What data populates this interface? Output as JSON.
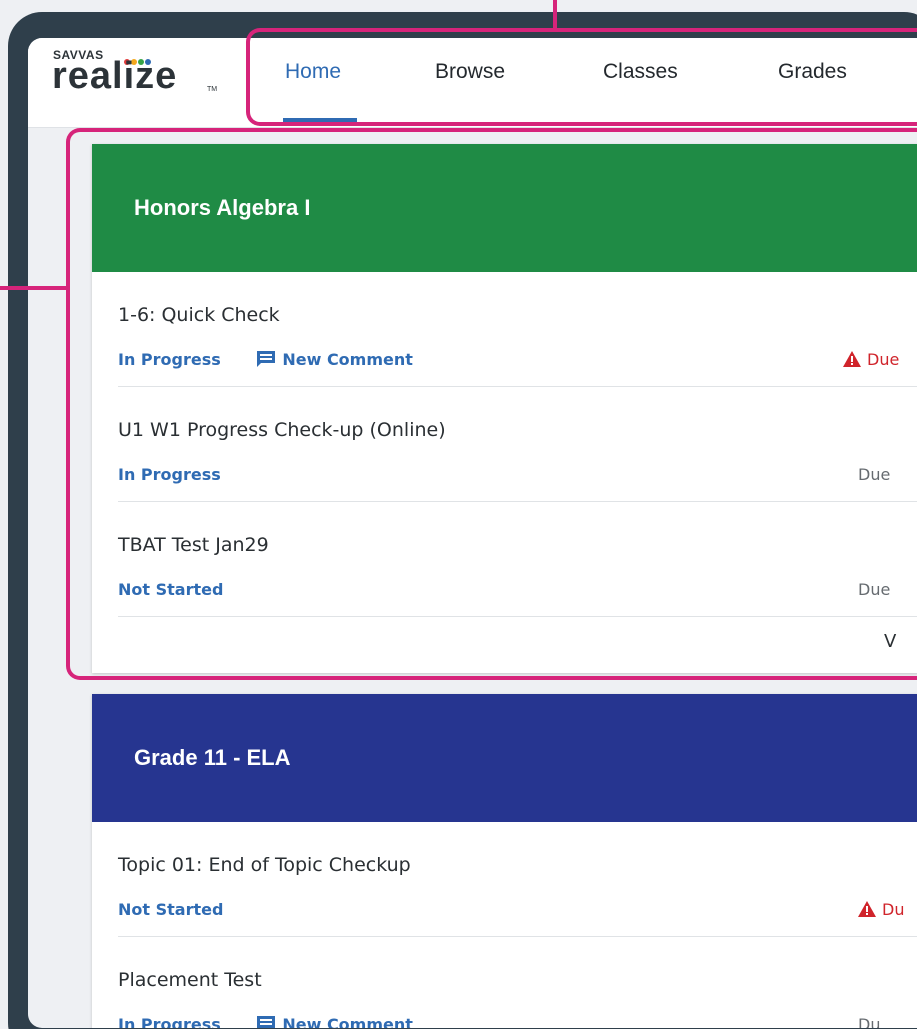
{
  "logo": {
    "brand_small": "SAVVAS",
    "wordmark": "realize",
    "tm": "TM"
  },
  "nav": {
    "tabs": [
      {
        "label": "Home",
        "active": true
      },
      {
        "label": "Browse",
        "active": false
      },
      {
        "label": "Classes",
        "active": false
      },
      {
        "label": "Grades",
        "active": false
      }
    ]
  },
  "classes": [
    {
      "name": "Honors Algebra I",
      "color": "#1f8b45",
      "items": [
        {
          "title": "1-6: Quick Check",
          "status": "In Progress",
          "comment": "New Comment",
          "due": "Due",
          "overdue": true
        },
        {
          "title": "U1 W1 Progress Check-up (Online)",
          "status": "In Progress",
          "due": "Due",
          "overdue": false
        },
        {
          "title": "TBAT Test Jan29",
          "status": "Not Started",
          "due": "Due",
          "overdue": false
        }
      ],
      "view_all": "V"
    },
    {
      "name": "Grade 11 - ELA",
      "color": "#263590",
      "items": [
        {
          "title": "Topic 01: End of Topic Checkup",
          "status": "Not Started",
          "due": "Du",
          "overdue": true
        },
        {
          "title": "Placement Test",
          "status": "In Progress",
          "comment": "New Comment",
          "due": "Du",
          "overdue": false
        }
      ]
    }
  ],
  "colors": {
    "highlight": "#d6247a",
    "accent": "#2f6bb3",
    "alert": "#d0242b",
    "logo_dots": [
      "#e23b3b",
      "#f4a81d",
      "#37a447",
      "#2f6bb3"
    ]
  }
}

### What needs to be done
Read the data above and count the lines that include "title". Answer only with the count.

### Exercise answer
5